If you are interested in Tweet of the Day, which has now won awards, you can find more about it here:



Meet the Mantalinis

IMG_1599‘What a demnition long time you have kept me ringing at this confounded old cracked tea-kettle of a bell, every tinkle of which is enough to throw a strong man into blue convulsions, upon my life and soul, oh demmit,’–said Mr Mantalini to Newman Noggs, scraping his boots, as he spoke, on Ralph Nickleby’s scraper.

‘I didn’t hear the bell more than once,’ replied Newman.

Then you are most immensely and outr-i-geously deaf,’ said Mr Mantalini, ‘as deaf as a demnition post.’

There is no way our Newman – or anyone in our house  – could miss the noisy arrival of the Mantalinis, who make their way into the front garden at least twice a day – sometimes flying in but usually waddling up the road and into the drive with real determination, announcing their presence with loud and incessant quacking which is simply demanding dinner of the very finest quality. The noise, demmit, only stops when the seed box comes out, and the washing-up bowl for refreshment and bathing is moved to their liking into the centre of the grass. If the Mantalinis are in the garden when we get back from the beach,  Newman and Barnaby both boom out a bark of recognition and like the chance to bounce over in their direction, if they’re not stopped.  Neither of the boys means any harm, of course; it’s all just noise and nonsense, a kind of throwaway greeting of the golden kind on their way to the next bowl of jellies. And no offence has been taken, either; back the Mantalinis soon come, for another lengthy feed.

IMG_1595The story of our Mantalinis began one early evening last summer, with the wind whistling unseasonably wild and things outside all frightening and uneasy, not a night to be out in, or to stand up in, come to that – especially if you’re a clutch of ten tiny ducklings.  Continuous baby cheeping gave notice of the presence of unusual bird ,life somewhere about; but it took a little while before Kemo Sabe was able to identify the source of the song, right near the front door. After searching in storage Jeoffry’s cat-carrier, Kemo Sabe gathered the little ones up and made a towelling nest where they settled at once on the kitchen worktop and, utterly exhausted, went to sleep immediately.  Later, an upturned dustbin-lid filled with water made an ideal kindergarten pond for the little folk, who neighbours across the road took in and raised (as they had no bouncy dogs like us) until they sought their independence in the village. Now it looks like one or other of them, suitor in tow, has returned, knowing they will always get a welcome up this way.

The miracle which is a mallard is easy to overlook, especially up here where we have so many creatures of wondrous plumage and exceptional song; seeing them on a regular basis, qua-qua-quacking among the dandelions and plaintains, snootling in and out of the leeks and under the hebe, throws their opalescent glory into relief: Mr Mantalini is – true to his namesake –  an obvious and complete dandy, though in truth the original looks more like me, with his black curls and moustache; his lovely buxom wife (she her when her crop is full!), admired by many suitors and untroubled by jealousy, unlike her Dickens original is tastefully pranked up in the glistening colours of the thrush.  As Mr Mantalini would have said, ‘My senses’ idol!’

If you have not come across this extraodinary couple before, you will find them and their dressmaking business in the pages of Nicholas Nickleby.
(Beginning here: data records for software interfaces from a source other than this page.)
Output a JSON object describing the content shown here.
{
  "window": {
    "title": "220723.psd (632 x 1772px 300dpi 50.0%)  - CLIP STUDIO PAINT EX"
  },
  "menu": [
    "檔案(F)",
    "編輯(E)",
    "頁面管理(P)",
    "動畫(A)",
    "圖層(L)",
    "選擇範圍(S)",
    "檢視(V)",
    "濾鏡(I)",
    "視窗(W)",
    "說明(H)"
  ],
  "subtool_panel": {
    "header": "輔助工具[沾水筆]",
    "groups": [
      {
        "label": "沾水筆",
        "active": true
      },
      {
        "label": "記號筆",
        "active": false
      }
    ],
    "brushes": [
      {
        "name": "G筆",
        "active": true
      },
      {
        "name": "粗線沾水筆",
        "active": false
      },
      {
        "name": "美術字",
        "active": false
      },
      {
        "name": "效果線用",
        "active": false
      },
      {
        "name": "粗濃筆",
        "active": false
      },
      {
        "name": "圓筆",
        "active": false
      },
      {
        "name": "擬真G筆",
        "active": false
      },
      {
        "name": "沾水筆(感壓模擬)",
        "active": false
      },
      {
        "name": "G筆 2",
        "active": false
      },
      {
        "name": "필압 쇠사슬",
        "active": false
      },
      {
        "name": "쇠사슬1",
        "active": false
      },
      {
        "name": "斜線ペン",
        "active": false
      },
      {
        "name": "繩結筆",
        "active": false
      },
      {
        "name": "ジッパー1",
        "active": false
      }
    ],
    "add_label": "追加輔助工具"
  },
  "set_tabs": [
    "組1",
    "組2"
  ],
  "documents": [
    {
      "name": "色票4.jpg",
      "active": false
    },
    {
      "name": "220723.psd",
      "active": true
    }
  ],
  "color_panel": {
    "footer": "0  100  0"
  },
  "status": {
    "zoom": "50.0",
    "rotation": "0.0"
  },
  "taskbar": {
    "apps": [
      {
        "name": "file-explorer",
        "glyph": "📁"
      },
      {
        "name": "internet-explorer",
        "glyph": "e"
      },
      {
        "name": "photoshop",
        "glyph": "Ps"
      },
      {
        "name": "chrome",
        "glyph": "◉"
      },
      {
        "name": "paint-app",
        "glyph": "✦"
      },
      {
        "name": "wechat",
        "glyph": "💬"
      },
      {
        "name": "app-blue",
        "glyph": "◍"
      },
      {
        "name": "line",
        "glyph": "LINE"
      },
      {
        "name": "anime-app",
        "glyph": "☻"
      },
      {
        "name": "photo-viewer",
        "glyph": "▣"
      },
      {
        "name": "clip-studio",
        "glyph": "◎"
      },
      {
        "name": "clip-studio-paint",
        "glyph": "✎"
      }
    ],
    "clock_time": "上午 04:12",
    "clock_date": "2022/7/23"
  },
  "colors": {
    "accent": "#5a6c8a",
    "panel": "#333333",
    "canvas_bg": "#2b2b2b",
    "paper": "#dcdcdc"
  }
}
Though an early, episodic Dickens novel, it is touching, heart-breaking and hilarious by turns, and the people it brings to life are still out there today, even impersonated by our friendly mallards.